Peru -- Nearly two-thirds of Peru is jungle, and many naturalists and biologists believe that Peru's Amazon rainforest holds the greatest diversity in the world. It teems with a staggering roster of wildlife: 400 species of mammals, 2,000 species of fish, 300 reptiles, 1,800 birds, and more than 50,000 plants. The country counts 84 of 103 existing ecosystems and 28 of the 32 climates on the planet among its remarkable statistics. Recent studies have shown that a region just south of Iquitos has the highest concentration of mammals anywhere in the world. Peru's other significant fauna are the great Andean condors, found principally in Colca Canyon, near Arequipa, and the rich marine life of the Paracas National Reserve and Islas Ballestas (Peru's version of the Galápagos Islands), home to communities of endangered Humboldt penguins and sea turtles, sea lions, red boobies, and flamingoes. Coastal Peru south of Lima is also home to one of the greatest population densities of dolphins in the world, with one-third of the world's species identified.
Uruguay -- Large wild animals have disappeared from the eastern regions of Uruguay. Foxes, deer, and otters can still be seen in the northern hills, while birdlife such as rheas, swans, and ducks can be found in the pampas and the central and northern lakes. Many indigenous hardwoods such as lapacho and quebracho have given way to introduced plant species such as eucalyptus and acacia.
Venezuela -- Thanks to its large and varied terrain, Venezuela has a stunning wealth of biodiversity. Bird-watchers will enjoy knocking many of the country's 1,200 species off their life lists. Of the most coveted species to spot here are the Andean condor, macaw, several toucan and parrot species, and the hoatzin, a strange and foul-smelling resident of the lowland plains. Meanwhile, over 325 mammals have been recorded, the most spectacular of which include the jaguar, capybara, manatee, and two distinct species of fresh water dolphin. The low, flooded plains of Los Llanos are a prime wildlife viewing spot, where you can see hundreds of bird species, as well as caiman, anaconda, and immense herds of capybara -- the world's largest rodent.
With ecosystems that range from tropical lowland rainforest to high Andean paramo, with almost every conceivable permutation in between, Venezuela's flora is abundant and diverse. Thousands of orchid species can be found across the country, and dedicated naturalists will want to visit the Gran Sabana, where a host of endemic species can be found, including many specific to a particular tepui. In the lowland rainforests, large trees like the ceiba can grow as tall as 40m (130ft). Meanwhile, its branches are home to hundreds of species of bromeliads, orchids, and assorted other epiphytes.

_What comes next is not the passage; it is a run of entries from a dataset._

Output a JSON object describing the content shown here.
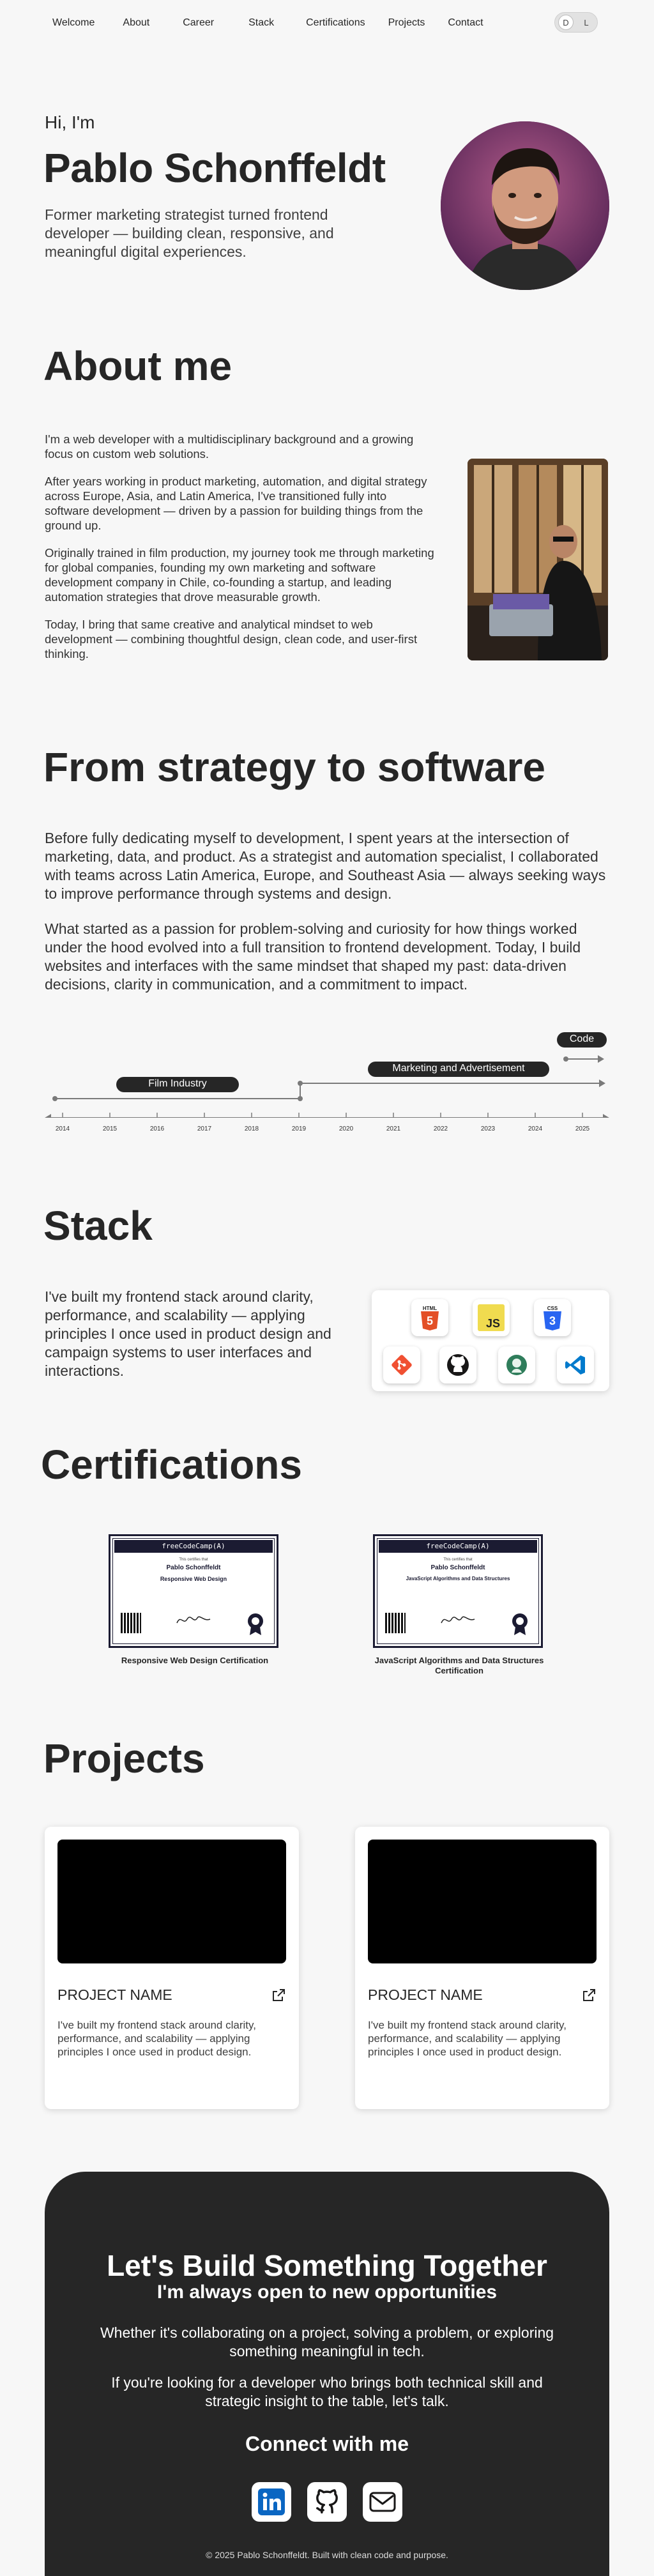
{
  "nav": {
    "links": [
      "Welcome",
      "About",
      "Career",
      "Stack",
      "Certifications",
      "Projects",
      "Contact"
    ],
    "toggle": {
      "dark_label": "D",
      "light_label": "L"
    }
  },
  "hero": {
    "greeting": "Hi, I'm",
    "name": "Pablo Schonffeldt",
    "tagline": "Former marketing strategist turned frontend developer — building clean, responsive, and meaningful digital experiences."
  },
  "about": {
    "title": "About me",
    "paragraphs": [
      "I'm a web developer with a multidisciplinary background and a growing focus on custom web solutions.",
      "After years working in product marketing, automation, and digital strategy across Europe, Asia, and Latin America, I've transitioned fully into software development — driven by a passion for building things from the ground up.",
      "Originally trained in film production, my journey took me through marketing for global companies, founding my own marketing and software development company in Chile, co-founding a startup, and leading automation strategies that drove measurable growth.",
      "Today, I bring that same creative and analytical mindset to web development — combining thoughtful design, clean code, and user-first thinking."
    ]
  },
  "career": {
    "title": "From strategy to software",
    "paragraphs": [
      "Before fully dedicating myself to development, I spent years at the intersection of marketing, data, and product. As a strategist and automation specialist, I collaborated with teams across Latin America, Europe, and Southeast Asia — always seeking ways to improve performance through systems and design.",
      "What started as a passion for problem-solving and curiosity for how things worked under the hood evolved into a full transition to frontend development. Today, I build websites and interfaces with the same mindset that shaped my past: data-driven decisions, clarity in communication, and a commitment to impact."
    ],
    "timeline": {
      "phases": [
        "Film Industry",
        "Marketing and Advertisement",
        "Code"
      ],
      "years": [
        "2014",
        "2015",
        "2016",
        "2017",
        "2018",
        "2019",
        "2020",
        "2021",
        "2022",
        "2023",
        "2024",
        "2025"
      ]
    }
  },
  "stack": {
    "title": "Stack",
    "text": "I've built my frontend stack around clarity, performance, and scalability — applying principles I once used in product design and campaign systems to user interfaces and interactions.",
    "icons": [
      {
        "name": "html5-icon",
        "label": "HTML",
        "badge": "5",
        "color": "#e34f26"
      },
      {
        "name": "javascript-icon",
        "label": "JS",
        "color": "#f0db4f"
      },
      {
        "name": "css3-icon",
        "label": "CSS",
        "badge": "3",
        "color": "#2965f1"
      },
      {
        "name": "git-icon",
        "color": "#f05032"
      },
      {
        "name": "github-icon",
        "color": "#181717"
      },
      {
        "name": "node-icon",
        "color": "#3c873a"
      },
      {
        "name": "vscode-icon",
        "color": "#007acc"
      }
    ]
  },
  "certifications": {
    "title": "Certifications",
    "items": [
      {
        "caption": "Responsive Web Design Certification",
        "brand": "freeCodeCamp(A)",
        "issuer_line": "This certifies that",
        "recipient": "Pablo Schonffeldt",
        "course": "Responsive Web Design"
      },
      {
        "caption": "JavaScript Algorithms and Data Structures Certification",
        "brand": "freeCodeCamp(A)",
        "issuer_line": "This certifies that",
        "recipient": "Pablo Schonffeldt",
        "course": "JavaScript Algorithms and Data Structures"
      }
    ]
  },
  "projects": {
    "title": "Projects",
    "items": [
      {
        "name": "PROJECT NAME",
        "description": "I've built my frontend stack around clarity, performance, and scalability — applying principles I once used in product design."
      },
      {
        "name": "PROJECT NAME",
        "description": "I've built my frontend stack around clarity, performance, and scalability — applying principles I once used in product design."
      }
    ]
  },
  "contact": {
    "title": "Let's Build Something Together",
    "subtitle": "I'm always open to new opportunities",
    "p1": "Whether it's collaborating on a project, solving a problem, or exploring something meaningful in tech.",
    "p2": "If you're looking for a developer who brings both technical skill and strategic insight to the table, let's talk.",
    "connect": "Connect with me",
    "socials": [
      "linkedin-icon",
      "github-icon",
      "email-icon"
    ],
    "footer": "© 2025 Pablo Schonffeldt. Built with clean code and purpose."
  }
}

Note: This information was accurate when it was published, but can change without notice. Please be sure to confirm all rates and details directly with the companies in question before planning your trip.